As global warming proceeds, the ice fields of southwest Greenland are becoming particularly sensitive to a climate cycle called the North Atlantic Oscillation.
Summertime melting of the ice fields in southwest Greenland caused the largest sustained ice loss in Greenland from early 2003 to mid-2013, researchers say.
“When we see really big changes in southwest Greenland, we can be sure it’s atmosphere-related, because it’s an increase in surface melt,” says Christopher Harig, an assistant professor of geosciences at the University of Arizona and coauthor of the paper, which appears in the Proceedings of the National Academy of Sciences.
Unlike other parts of Greenland, the southwest region has few glaciers. It loses ice when warmer temperatures melt its ice sheets, generating a network of rivers that flow above and below the ice into the ocean.
As global warming progresses, southwest Greenland will become a major contributor to sea level rise, the researchers write.
“In the next 50 years, we’re expecting a lot of atmospheric warming,” Harig says. “If Greenland is sensitive to the warming, we’re going to see a lot of ice loss and therefore we’re going to see a lot of sea level rise.”
Figuring out the connection between warming in southwest Greenland and the North Atlantic Oscillation, or NAO, climate cycle began when Harig noticed a change in the amount of lost Greenland ice in 2013 and 2014.
Harig and coauthor Frederik Simons of Princeton University were using monthly satellite data from the Gravity Recovery and Climate Experiment, or GRACE to measure the loss of snow and ice covering Greenland.

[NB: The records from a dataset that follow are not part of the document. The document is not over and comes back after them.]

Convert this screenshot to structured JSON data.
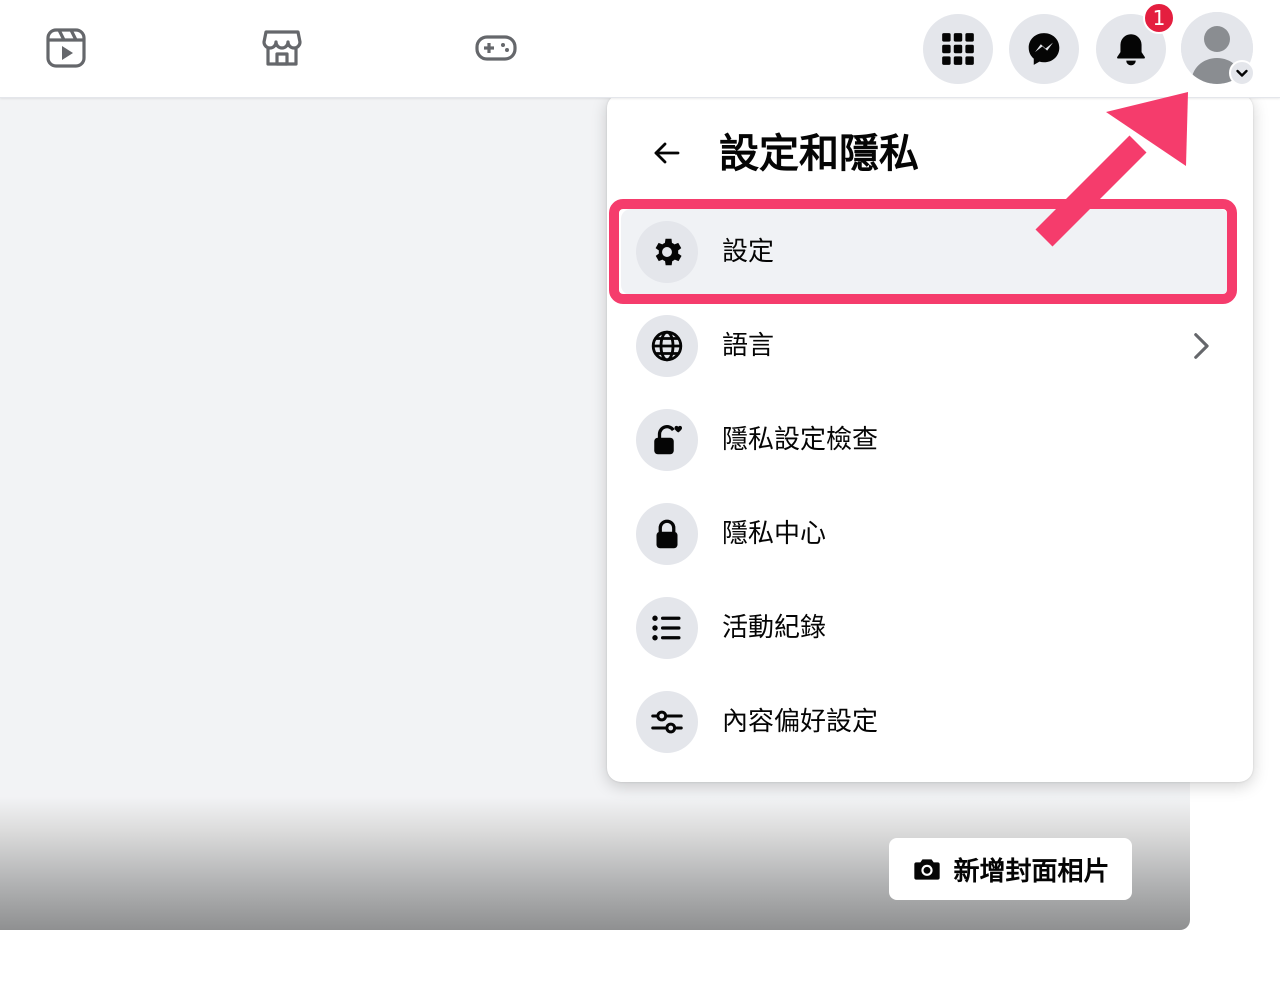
{
  "topbar": {
    "nav_tabs": [
      {
        "name": "reels-icon"
      },
      {
        "name": "marketplace-icon"
      },
      {
        "name": "gaming-icon"
      }
    ],
    "notification_count": "1"
  },
  "menu": {
    "title": "設定和隱私",
    "items": [
      {
        "label": "設定",
        "icon": "gear-icon",
        "highlighted": true
      },
      {
        "label": "語言",
        "icon": "globe-icon",
        "has_submenu": true
      },
      {
        "label": "隱私設定檢查",
        "icon": "lock-heart-icon"
      },
      {
        "label": "隱私中心",
        "icon": "lock-icon"
      },
      {
        "label": "活動紀錄",
        "icon": "list-icon"
      },
      {
        "label": "內容偏好設定",
        "icon": "sliders-icon"
      }
    ]
  },
  "cover": {
    "add_cover_label": "新增封面相片"
  },
  "colors": {
    "annotation": "#f53c6c",
    "badge": "#e41e3f",
    "icon_bg": "#e4e6eb"
  }
}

As Greenland’s ice melts, it changes the Earth’s gravitational field slightly, which GRACE can detect.
“We found a year that was really different from the past 10 years,” Harig says. “The melting was getting worse every year—and then took a break from getting worse.”
The slowdown puzzled the researchers, so they contacted Michael Bevis of the Ohio State University to see whether the network of GPS receivers along the coast of Greenland showed the same phenomenon.

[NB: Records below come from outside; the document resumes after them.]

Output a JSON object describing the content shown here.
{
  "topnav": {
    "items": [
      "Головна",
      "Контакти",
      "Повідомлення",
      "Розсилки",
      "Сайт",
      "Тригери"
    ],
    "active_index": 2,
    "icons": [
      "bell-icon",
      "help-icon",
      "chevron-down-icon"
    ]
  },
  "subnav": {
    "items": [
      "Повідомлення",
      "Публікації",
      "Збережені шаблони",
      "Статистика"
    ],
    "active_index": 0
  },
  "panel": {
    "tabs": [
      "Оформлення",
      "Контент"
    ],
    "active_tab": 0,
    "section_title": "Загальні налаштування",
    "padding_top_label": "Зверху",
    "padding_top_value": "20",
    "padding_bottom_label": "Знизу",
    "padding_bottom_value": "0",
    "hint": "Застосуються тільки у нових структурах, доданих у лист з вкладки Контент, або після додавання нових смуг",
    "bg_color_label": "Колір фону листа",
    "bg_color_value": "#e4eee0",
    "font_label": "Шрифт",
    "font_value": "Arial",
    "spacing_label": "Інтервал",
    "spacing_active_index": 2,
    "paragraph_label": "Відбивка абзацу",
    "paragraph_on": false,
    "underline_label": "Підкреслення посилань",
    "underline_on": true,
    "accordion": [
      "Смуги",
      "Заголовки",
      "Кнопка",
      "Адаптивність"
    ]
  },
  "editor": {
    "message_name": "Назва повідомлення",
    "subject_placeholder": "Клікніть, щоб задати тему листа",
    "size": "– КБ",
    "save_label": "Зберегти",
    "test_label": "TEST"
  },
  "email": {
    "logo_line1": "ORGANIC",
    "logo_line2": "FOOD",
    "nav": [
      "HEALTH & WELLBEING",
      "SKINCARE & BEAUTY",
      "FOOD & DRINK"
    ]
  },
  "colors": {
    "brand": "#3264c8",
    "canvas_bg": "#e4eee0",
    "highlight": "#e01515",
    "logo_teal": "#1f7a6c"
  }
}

Slow down and speed up
Researchers attached the GPS receivers bedrock. When large amounts of ice melt, the surface rebounds because it that mass of ice is no longer weighing it down. The network, which lets scientists detect the rebound and calculate the lost ice, recorded the same ice loss slowing during the same time period.

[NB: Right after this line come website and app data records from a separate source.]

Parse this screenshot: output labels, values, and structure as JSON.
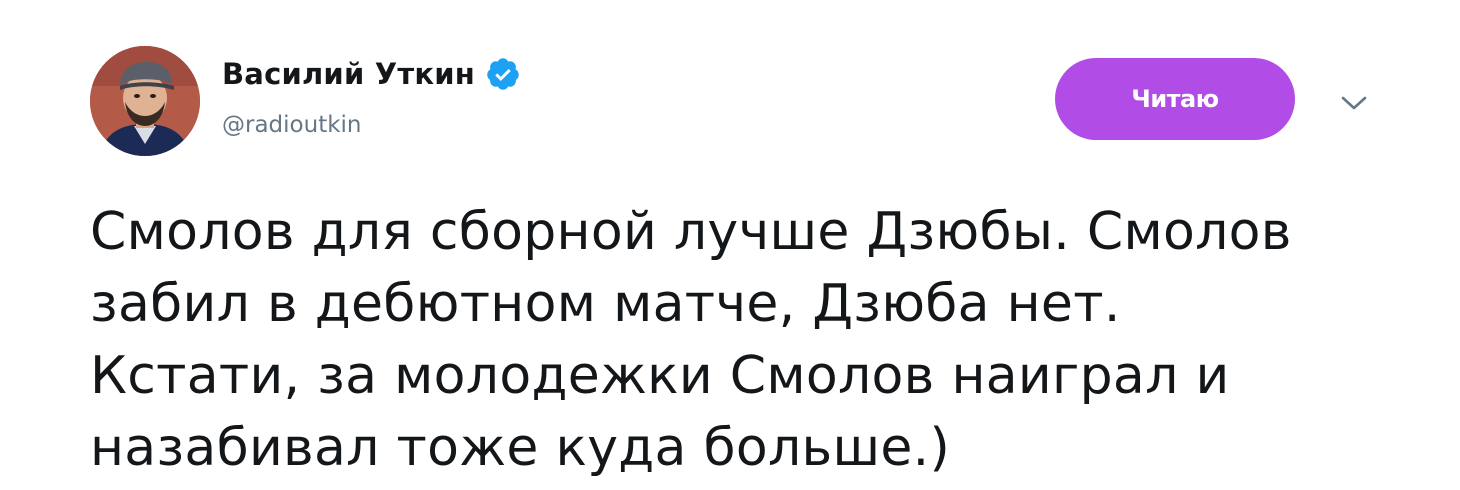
{
  "author": {
    "name": "Василий Уткин",
    "handle": "@radioutkin",
    "verified_color": "#1da1f2"
  },
  "follow_button": {
    "label": "Читаю",
    "color": "#b14de6"
  },
  "menu": {
    "icon": "chevron-down-icon"
  },
  "tweet": {
    "lines": [
      "Смолов для сборной лучше Дзюбы. Смолов",
      "забил в дебютном матче, Дзюба нет.",
      "Кстати, за молодежки Смолов наиграл и",
      "назабивал тоже куда больше.)"
    ]
  }
}
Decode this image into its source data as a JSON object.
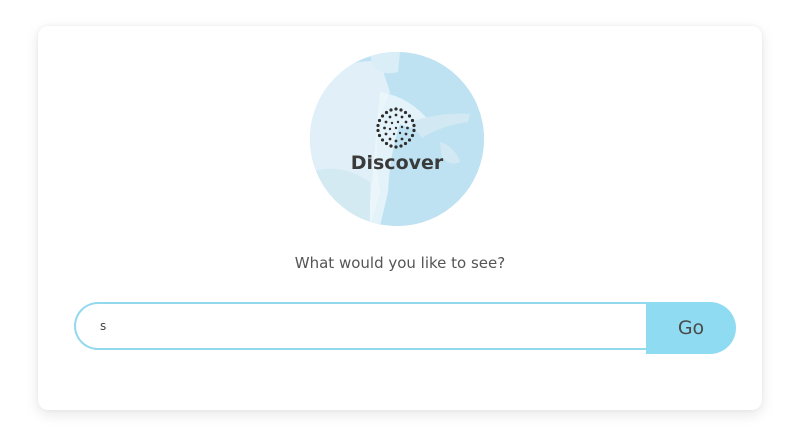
{
  "logo": {
    "text": "Discover",
    "icon": "dotted-spiral-icon"
  },
  "prompt": {
    "text": "What would you like to see?"
  },
  "search": {
    "value": "s",
    "placeholder": ""
  },
  "go_button": {
    "label": "Go"
  },
  "colors": {
    "accent": "#8fdcf2",
    "input_border": "#93d9ee",
    "logo_bg": "#bfe2f2",
    "text": "#555555"
  }
}
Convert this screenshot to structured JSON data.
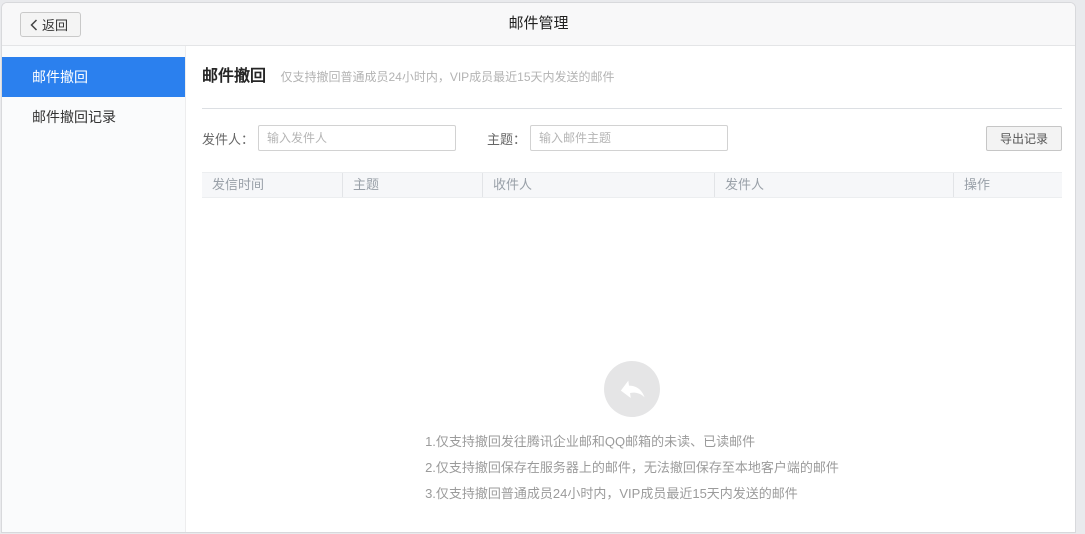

The slowdown in melting lasted from about 12 to 18 months. The researchers found the slowdown coincided with the NAO swinging from its negative phase to its positive phase.
During the negative phase, Greenland has less snowfall and more sun, and melting increases. In contrast, during the positive phase, Greenland is colder and cloudier, so the ice melts less.
When the NAO flipped back to its negative phase in 2015, the rate of melting starting climbing again.
“We make a compelling case that the North Atlantic Oscillation is really driving this inter-annual variation in ice loss,” Harig says.
“I continue to be interested in understanding the causes of ice loss in Greenland. This next decade is really about getting a lot more specific about what’s causing ice loss here rather than over there.”
Additional coauthors are from the Technical University of Denmark; Ohio State University; the University of Colorado in Boulder; the University of Liege; Utrecht University; the Danish Technical University; the University of Luxembourg; and UNAVCO Inc. The National Science Foundation funded the work.
Source: University of Arizona